It can also be hard work. That’s because a successful logo has to do so many things and perform a large number of roles. Yet, at the end of the day, isn’t it just a logo?! Well, yes and no.
As with many things, the bad ones often stick in the memory more than good ones.
Think about customer service. How often do you tell someone about a great experience you had in restaurant, shop, or the like? Not often. But how often do you recall, without being prompted, ‘Uh, you wouldn’t believe the attitude of the guy who served me in Tesco today…’?
Well logos are just the same. The successful logos simply do their job. Without fuss. They simply fit and feel appropriate. Why? It’s often hard to put your finger on it. But there’s often a theme of why a logo is successful.
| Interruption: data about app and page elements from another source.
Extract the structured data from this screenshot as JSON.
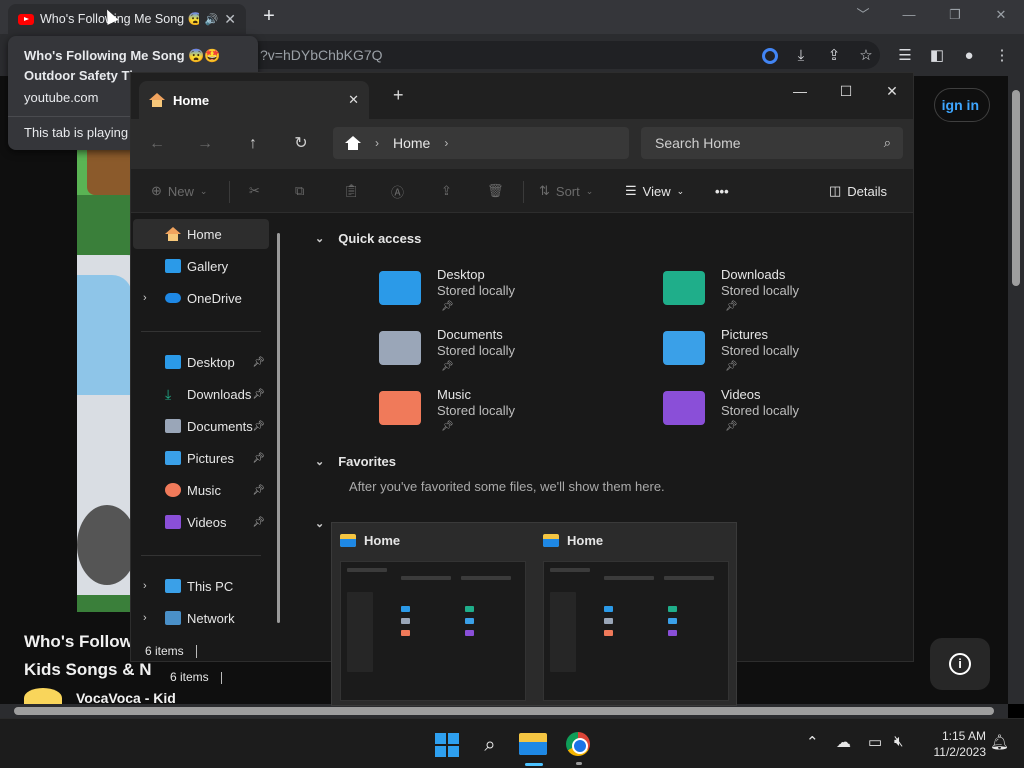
{
  "chrome": {
    "tab_title": "Who's Following Me Song 😨🤩",
    "tab_close": "✕",
    "new_tab": "+",
    "url_fragment": "?v=hDYbChbKG7Q",
    "window_controls": [
      "﹀",
      "—",
      "❐",
      "✕"
    ],
    "toolbar_icons": [
      "google-lens-icon",
      "install-icon",
      "share-icon",
      "bookmark-star-icon",
      "reading-list-icon",
      "side-panel-icon",
      "profile-icon",
      "menu-kebab-icon"
    ]
  },
  "hovercard": {
    "title_line1": "Who's Following Me Song 😨🤩",
    "title_line2": "Outdoor Safety Ti",
    "domain": "youtube.com",
    "playing": "This tab is playing"
  },
  "youtube": {
    "sign_in": "ign in",
    "video_title_line1": "Who's Follow",
    "video_title_line2": "Kids Songs & N",
    "channel": "VocaVoca - Kid",
    "info_icon": "i"
  },
  "explorer": {
    "tab_title": "Home",
    "tab_close": "✕",
    "add_tab": "+",
    "window_controls": [
      "—",
      "☐",
      "✕"
    ],
    "breadcrumb": [
      "Home"
    ],
    "search_placeholder": "Search Home",
    "cmd": {
      "new": "New",
      "sort": "Sort",
      "view": "View",
      "more": "•••",
      "details": "Details"
    },
    "nav": {
      "home": "Home",
      "gallery": "Gallery",
      "onedrive": "OneDrive",
      "desktop": "Desktop",
      "downloads": "Downloads",
      "documents": "Documents",
      "pictures": "Pictures",
      "music": "Music",
      "videos": "Videos",
      "this_pc": "This PC",
      "network": "Network"
    },
    "quick_access_label": "Quick access",
    "quick_access": [
      {
        "name": "Desktop",
        "sub": "Stored locally",
        "color": "#2b9ae8"
      },
      {
        "name": "Downloads",
        "sub": "Stored locally",
        "color": "#1fae8a"
      },
      {
        "name": "Documents",
        "sub": "Stored locally",
        "color": "#9aa6b8"
      },
      {
        "name": "Pictures",
        "sub": "Stored locally",
        "color": "#3aa0e8"
      },
      {
        "name": "Music",
        "sub": "Stored locally",
        "color": "#f07a5a"
      },
      {
        "name": "Videos",
        "sub": "Stored locally",
        "color": "#8a4fd8"
      }
    ],
    "favorites_label": "Favorites",
    "favorites_empty": "After you've favorited some files, we'll show them here.",
    "status_items": "6 items"
  },
  "thumbnails": [
    {
      "title": "Home"
    },
    {
      "title": "Home"
    }
  ],
  "behind_status_items": "6 items",
  "taskbar": {
    "time": "1:15 AM",
    "date": "11/2/2023"
  }
}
Here are just five things that successful logos have in common.
- They’re professionally designed by a graphic designer. Sounds obvious, but we can’t recall seeing a successful logo that has clearly been put together by someone ‘playing’ designer.
- They work across all media. The best logos work equally as successfully on a website (often one of the smallest instances of a logo) as they do in signage or an exhibition stand (often the largest). That’s no fluke. A logo may well have a couple of different variants (such as stacked versus landscape orientation) so it can be adapted to purpose, but for all intents and purposes, the logo is the same.
- They fit within their marketplace. For a logo to be successful it must feel and look appropriate within its market / industry. There’s never anything wrong with doing something different (see #4), but there are limits. If a logo really does go against the grain then there’s a chance it won’t capture the hearts and minds of the audience.
- They stand out. ‘Me too’ or ‘more of the same’ doesn’t often cut it when it comes to logo design. A logo is often the most visually recognisable element of an organisation’s external brand. So if a logo blends in with the competition you have to ask what that says about the company.
- They reflect something(s) unique or key to the organisation. A brand’s values and essence should come through in its marketing collateral. That means the audience can ‘get’ what the brand is about. A logo is one small part of that, but it must bring into it some of that feel and DNA. Not only so it sits comfortably within marketing collateral, but also, so it creates a strong emotional link with the company and brand itself.
Perhaps you are reviewing your own brand logo? Or looking to initiate the design of a new logo? Have these five truths about successful logos in your mind when reviewing your brief and the subsequent concepts your logo designer provides.